### PROBLEM DESCRIPTION
Lift out all lines below that contain "name".

EXTRACTED INFORMATION below:

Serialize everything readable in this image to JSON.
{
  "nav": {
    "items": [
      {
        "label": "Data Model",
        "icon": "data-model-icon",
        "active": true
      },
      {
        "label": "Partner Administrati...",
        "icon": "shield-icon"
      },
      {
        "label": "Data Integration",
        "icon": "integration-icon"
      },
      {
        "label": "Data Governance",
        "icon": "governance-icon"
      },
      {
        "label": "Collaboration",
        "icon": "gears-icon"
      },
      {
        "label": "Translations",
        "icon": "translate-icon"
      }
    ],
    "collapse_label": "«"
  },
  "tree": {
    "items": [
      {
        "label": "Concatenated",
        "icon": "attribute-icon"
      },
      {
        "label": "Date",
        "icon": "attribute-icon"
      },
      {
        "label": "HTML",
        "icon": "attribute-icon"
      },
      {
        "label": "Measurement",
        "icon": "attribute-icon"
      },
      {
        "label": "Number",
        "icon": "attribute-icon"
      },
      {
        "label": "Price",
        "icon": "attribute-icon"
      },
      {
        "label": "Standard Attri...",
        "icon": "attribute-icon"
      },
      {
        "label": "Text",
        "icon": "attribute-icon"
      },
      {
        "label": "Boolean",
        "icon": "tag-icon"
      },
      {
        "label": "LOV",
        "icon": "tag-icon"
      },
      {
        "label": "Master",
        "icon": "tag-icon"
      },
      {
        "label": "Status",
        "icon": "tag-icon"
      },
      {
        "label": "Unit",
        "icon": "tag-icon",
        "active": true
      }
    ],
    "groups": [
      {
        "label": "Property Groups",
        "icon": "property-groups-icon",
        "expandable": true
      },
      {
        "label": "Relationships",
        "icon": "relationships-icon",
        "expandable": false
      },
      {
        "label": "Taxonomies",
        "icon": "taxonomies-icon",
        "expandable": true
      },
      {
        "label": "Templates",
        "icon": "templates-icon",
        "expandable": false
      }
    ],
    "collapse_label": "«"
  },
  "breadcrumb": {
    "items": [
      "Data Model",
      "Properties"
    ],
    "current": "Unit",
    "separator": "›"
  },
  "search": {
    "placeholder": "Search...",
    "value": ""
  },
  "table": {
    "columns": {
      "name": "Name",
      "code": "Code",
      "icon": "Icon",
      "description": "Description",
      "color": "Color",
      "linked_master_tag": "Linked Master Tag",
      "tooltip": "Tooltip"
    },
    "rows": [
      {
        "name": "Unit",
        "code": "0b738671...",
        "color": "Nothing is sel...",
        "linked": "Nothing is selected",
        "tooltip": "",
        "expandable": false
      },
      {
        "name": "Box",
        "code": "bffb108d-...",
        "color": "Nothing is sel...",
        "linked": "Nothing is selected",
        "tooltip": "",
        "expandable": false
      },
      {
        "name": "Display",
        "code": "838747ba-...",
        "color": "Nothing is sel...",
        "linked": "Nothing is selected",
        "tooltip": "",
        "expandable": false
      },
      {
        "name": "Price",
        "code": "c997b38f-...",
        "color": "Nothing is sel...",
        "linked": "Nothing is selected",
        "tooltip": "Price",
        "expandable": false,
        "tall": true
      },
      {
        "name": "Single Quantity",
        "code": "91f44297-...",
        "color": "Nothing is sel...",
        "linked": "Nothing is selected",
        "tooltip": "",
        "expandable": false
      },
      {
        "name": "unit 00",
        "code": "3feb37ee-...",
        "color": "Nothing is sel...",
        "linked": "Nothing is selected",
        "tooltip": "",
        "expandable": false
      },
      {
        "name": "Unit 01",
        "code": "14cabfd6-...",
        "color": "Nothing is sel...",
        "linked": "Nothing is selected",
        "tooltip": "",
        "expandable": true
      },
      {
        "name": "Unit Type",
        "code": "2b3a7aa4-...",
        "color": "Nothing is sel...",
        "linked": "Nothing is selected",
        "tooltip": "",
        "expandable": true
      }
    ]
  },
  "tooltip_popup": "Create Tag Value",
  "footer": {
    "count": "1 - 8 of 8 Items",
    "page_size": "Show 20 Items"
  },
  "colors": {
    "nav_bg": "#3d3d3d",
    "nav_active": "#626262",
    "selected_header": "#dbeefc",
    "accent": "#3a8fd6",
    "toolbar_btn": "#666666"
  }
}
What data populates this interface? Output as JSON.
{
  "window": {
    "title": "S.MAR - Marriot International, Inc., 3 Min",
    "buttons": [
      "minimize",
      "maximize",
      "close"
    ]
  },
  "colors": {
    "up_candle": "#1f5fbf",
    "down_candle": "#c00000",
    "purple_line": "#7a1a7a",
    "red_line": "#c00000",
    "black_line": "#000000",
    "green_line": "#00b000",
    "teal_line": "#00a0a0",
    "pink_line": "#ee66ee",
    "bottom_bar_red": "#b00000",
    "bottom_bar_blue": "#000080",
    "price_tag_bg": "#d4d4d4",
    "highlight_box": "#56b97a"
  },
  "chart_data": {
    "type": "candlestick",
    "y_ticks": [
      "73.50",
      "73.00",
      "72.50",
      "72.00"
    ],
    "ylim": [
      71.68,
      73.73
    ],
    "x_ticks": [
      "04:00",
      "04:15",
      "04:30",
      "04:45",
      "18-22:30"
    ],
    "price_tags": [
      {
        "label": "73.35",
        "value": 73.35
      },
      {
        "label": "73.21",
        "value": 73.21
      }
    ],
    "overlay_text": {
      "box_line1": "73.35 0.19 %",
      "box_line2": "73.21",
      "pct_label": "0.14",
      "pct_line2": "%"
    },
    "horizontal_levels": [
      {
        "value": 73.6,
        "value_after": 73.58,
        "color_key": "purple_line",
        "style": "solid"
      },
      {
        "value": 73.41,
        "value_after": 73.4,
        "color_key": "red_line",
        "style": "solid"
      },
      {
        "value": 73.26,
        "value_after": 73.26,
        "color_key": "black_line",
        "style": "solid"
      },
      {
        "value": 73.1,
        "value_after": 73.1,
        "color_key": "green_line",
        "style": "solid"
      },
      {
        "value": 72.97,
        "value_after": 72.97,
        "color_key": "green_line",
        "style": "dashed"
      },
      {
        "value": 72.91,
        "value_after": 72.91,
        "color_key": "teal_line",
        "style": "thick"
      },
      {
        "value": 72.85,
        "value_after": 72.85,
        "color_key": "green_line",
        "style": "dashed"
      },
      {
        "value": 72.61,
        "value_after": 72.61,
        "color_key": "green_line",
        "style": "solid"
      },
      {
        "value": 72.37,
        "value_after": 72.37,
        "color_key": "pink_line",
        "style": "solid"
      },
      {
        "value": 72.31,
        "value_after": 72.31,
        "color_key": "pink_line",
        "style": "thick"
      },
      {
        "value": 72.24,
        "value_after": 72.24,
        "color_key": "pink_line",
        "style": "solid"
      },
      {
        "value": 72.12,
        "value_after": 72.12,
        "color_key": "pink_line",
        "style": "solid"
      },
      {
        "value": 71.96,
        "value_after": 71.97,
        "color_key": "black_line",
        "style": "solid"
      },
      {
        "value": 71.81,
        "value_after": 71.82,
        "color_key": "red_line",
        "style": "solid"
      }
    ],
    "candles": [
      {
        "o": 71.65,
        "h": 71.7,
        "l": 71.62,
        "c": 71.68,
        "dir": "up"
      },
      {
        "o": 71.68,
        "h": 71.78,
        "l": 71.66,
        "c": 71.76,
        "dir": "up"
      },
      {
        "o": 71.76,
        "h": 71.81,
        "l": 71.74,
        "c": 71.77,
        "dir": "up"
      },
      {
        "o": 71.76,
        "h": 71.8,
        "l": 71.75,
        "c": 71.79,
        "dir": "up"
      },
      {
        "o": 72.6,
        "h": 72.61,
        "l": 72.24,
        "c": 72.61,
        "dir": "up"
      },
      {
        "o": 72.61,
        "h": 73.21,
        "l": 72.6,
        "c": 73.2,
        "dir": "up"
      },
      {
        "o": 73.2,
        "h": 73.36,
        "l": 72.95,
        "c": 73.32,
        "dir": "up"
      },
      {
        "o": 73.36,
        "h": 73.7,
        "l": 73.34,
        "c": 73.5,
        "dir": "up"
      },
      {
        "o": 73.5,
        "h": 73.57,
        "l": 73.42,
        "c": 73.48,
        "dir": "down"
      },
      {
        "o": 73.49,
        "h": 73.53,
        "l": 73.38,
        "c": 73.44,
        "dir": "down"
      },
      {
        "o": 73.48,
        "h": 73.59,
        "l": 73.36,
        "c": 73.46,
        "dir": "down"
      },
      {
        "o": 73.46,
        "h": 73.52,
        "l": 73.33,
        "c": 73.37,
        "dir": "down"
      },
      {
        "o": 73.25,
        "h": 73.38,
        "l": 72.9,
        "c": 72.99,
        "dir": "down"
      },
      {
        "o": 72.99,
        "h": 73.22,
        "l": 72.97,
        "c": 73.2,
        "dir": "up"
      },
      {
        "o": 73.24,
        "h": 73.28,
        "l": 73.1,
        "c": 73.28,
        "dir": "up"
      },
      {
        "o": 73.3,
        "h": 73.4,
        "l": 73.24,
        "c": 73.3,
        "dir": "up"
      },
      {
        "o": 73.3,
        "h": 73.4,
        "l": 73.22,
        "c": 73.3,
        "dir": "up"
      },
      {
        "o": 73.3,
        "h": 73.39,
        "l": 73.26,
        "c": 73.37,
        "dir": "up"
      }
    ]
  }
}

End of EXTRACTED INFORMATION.

### FINISHED EXERCISE
      "name": "Name",
        "name": "Unit",
        "name": "Box",
        "name": "Display",
        "name": "Price",
        "name": "Single Quantity",
        "name": "unit 00",
        "name": "Unit 01",
        "name": "Unit Type",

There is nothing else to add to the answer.